In his semifinal against Oklahoma's Costin Paval, Spencer managed those two attributes better, coming from behind for a 3-6, 6-1, 6-1 win.
Paval had won the match of day against qualifier Roy Kalmanovich of Illinois, saving three match points in a 5-7, 7-6(9), 7-5 victory that took three hours and 46 minutes to complete.
Kalmanovich served for the match at 5-4 in the second set, and again at 5-3 in the third, but didn't get to match point in either case. Two of his three match points were in the tiebreaker, and a backhand error and a Paval return winner kept the match going on those two occasions. Serving at 4-5 in the third set, Paval saved his third match point at 30-40, anticipating a Kalmanovich pass and volleying a winner. Three deuces later, Paval finally held, and when Kalmanovich was broken in the next game, the Oklahoma junior had his chance to serve it out. He had to save a break point, which he did with a big first serve at 30-40, and two huge first serves later, the left-hander had his spot in the semifinals.
Against Spencer, Paval's ball-striking, especially on the forehand side, kept the Georgia senior defending, and after five straight breaks, Paval held to take control of the first set.
"I got away from my game plan a little," said Spencer. "I wasn't hitting high enough. Coach talked to me and said to go higher, heavier to his backhand and dictate more with my forehand. His forehand's his weapon, so I had to be more mentally tough and more disciplined in the second and third sets."
Paval was broken immediately to start the second set, and Spencer took it quickly 6-1. In the third set, still showing few signs of fatigue, Paval held for 1-1 and had four break points in Spencer's next service game.
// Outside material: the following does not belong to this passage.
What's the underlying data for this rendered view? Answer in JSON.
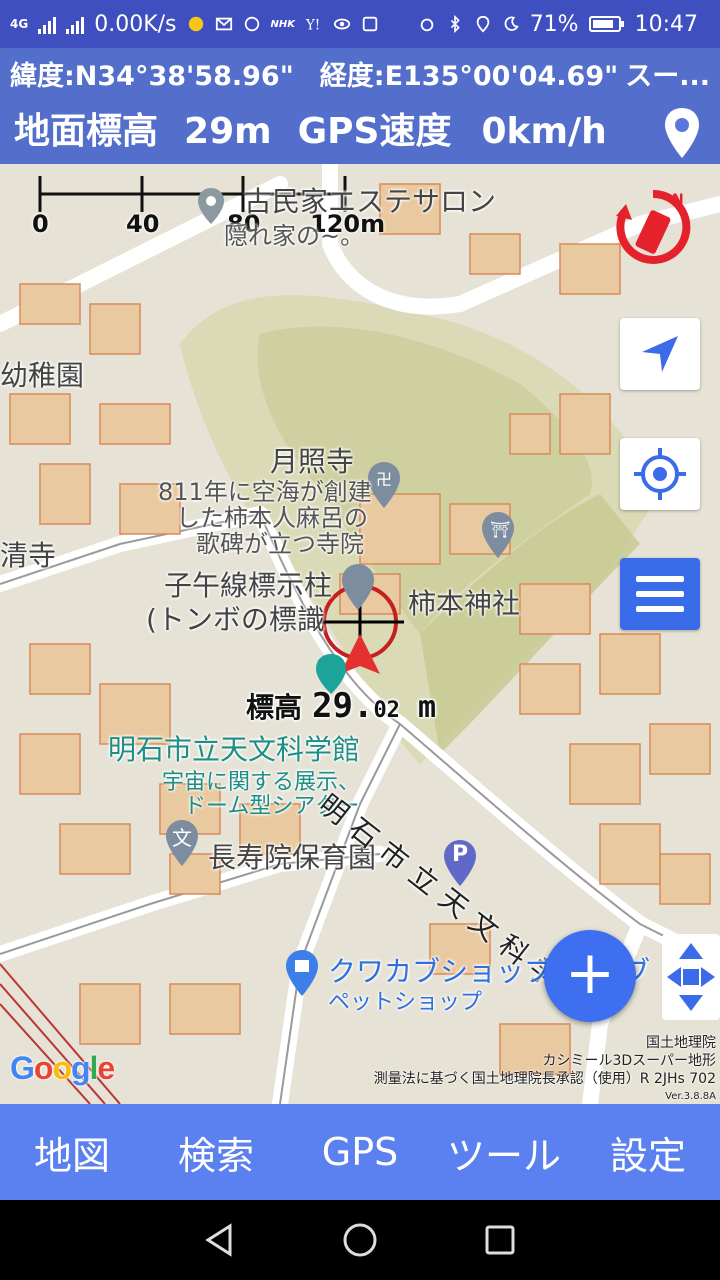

Spencer saved them all, a key turning point in the match.
"It was huge. That was momentum," said Spencer, who was taking an ice bath to recover from the long day while being interviewed. "When you're winning, for some reason you get energy, so I knew I needed to hold that game. Momentum's huge in the third set--it's like a sprint. And I really wanted an insurance break in the third set, because he's so good, he could get a break back and this wind's unpredictable."
Broken in the fourth game and trailing 4-1, Paval just couldn't find the energy that had gotten him through the first five hours of tennis he had played Saturday. He was broken again for 5-1 and Spencer served it out with no resistance from the exhausted Sooner.
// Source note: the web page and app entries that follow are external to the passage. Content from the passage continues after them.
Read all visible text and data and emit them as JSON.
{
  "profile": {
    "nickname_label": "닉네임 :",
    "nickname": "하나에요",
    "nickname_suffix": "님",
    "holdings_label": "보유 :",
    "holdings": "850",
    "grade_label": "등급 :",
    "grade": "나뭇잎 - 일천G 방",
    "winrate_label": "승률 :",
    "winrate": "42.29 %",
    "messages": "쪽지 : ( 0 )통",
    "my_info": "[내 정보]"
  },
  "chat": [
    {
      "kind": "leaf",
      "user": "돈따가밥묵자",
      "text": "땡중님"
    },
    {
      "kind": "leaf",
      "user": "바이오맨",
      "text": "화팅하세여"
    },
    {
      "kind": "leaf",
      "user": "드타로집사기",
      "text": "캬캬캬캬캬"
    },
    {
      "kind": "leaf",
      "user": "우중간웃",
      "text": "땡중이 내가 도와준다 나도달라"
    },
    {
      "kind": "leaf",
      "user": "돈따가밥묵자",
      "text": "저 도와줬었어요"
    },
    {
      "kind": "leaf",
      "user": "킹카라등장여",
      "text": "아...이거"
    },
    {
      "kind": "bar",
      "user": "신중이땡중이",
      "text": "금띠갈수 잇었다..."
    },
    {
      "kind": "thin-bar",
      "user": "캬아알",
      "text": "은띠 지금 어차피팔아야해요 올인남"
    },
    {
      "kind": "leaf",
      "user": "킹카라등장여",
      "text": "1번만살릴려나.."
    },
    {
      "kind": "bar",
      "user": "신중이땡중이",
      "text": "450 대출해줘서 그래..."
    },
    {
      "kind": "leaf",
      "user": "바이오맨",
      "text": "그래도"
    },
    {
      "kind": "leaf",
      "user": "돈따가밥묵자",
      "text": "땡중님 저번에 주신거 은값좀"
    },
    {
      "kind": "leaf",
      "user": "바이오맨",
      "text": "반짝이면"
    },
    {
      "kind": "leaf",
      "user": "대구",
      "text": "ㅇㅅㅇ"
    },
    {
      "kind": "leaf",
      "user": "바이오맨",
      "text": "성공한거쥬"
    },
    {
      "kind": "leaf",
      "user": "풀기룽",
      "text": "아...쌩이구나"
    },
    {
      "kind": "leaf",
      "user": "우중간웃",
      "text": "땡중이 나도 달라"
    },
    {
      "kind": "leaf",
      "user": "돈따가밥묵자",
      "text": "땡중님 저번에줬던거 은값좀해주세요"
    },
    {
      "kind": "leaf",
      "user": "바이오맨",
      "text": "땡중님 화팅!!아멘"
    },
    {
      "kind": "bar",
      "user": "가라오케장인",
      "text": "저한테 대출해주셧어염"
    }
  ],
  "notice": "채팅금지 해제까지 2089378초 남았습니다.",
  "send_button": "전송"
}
In Sunday's final, both Frank and Spencer are hoping to follow in the large footsteps of recent All-American winners from their schools. Last year, Virginia's Alex Domijan, a 6-foot-7 freshman who had received the tournament's top freshman wild card, just as Frank did this year, became the first Cavalier to capture an All-American singles title. The past champions from Georgia include Travis Helgeson (2007), John Isner (2005), Al Parker (1989, 1990) and Mikael Pernfors (1984).
The doubles final, also scheduled for 10 a.m. on Sunday, will feature top seeds Kevin King and Juan Spir of Georgia Tech against 2010 finalists Chase Buchanan and Blaz Rola of Ohio State, the No. 3 seeds. Buchanan and Rola beat Georgia's Sadio Doumbia and Ignacio Taboada 6-2, 6-4, while King and Spir won the final four games of the match to overcome Auburn's Andreas Mies and Alex Stamchev 6-2, 3-6, 6-4.
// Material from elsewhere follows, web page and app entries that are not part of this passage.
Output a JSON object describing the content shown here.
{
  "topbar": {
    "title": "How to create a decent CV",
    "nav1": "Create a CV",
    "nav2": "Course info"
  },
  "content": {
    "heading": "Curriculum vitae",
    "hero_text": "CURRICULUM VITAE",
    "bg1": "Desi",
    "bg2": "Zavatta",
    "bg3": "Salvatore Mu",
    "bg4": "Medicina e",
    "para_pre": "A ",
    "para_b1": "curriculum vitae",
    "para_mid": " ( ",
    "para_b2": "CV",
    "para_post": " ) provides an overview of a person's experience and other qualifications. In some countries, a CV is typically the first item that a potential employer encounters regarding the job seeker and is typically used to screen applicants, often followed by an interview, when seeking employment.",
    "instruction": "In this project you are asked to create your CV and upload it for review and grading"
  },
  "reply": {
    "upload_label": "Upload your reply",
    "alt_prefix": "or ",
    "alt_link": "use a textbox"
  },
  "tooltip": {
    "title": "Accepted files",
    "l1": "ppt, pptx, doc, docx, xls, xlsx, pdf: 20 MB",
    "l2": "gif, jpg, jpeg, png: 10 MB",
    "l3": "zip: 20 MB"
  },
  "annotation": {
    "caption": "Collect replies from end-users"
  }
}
The consolation final in singles will feature Pepperdine's Sebastian Fanselow and Kentucky's Eric Quigley. The doubles consolation final is between Nick Andrews and Christoffer Konigsfeldt of Cal and Devin McCarthy and Ille Van Engelen of Ohio State.
For complete results, see the ITA tournament page.
In the ITA Riviera All-American Championships in Pacific Palisades, California, No. 2 seed Allie Will of Florida will meet Jacqueline Cako of Arizona State for the title. Will is also in the doubles final, with Sofie Oyen. They will play Stanford's Nicole Gibbs and Mallory Burdette for the championship. See the ITA tournament page for more.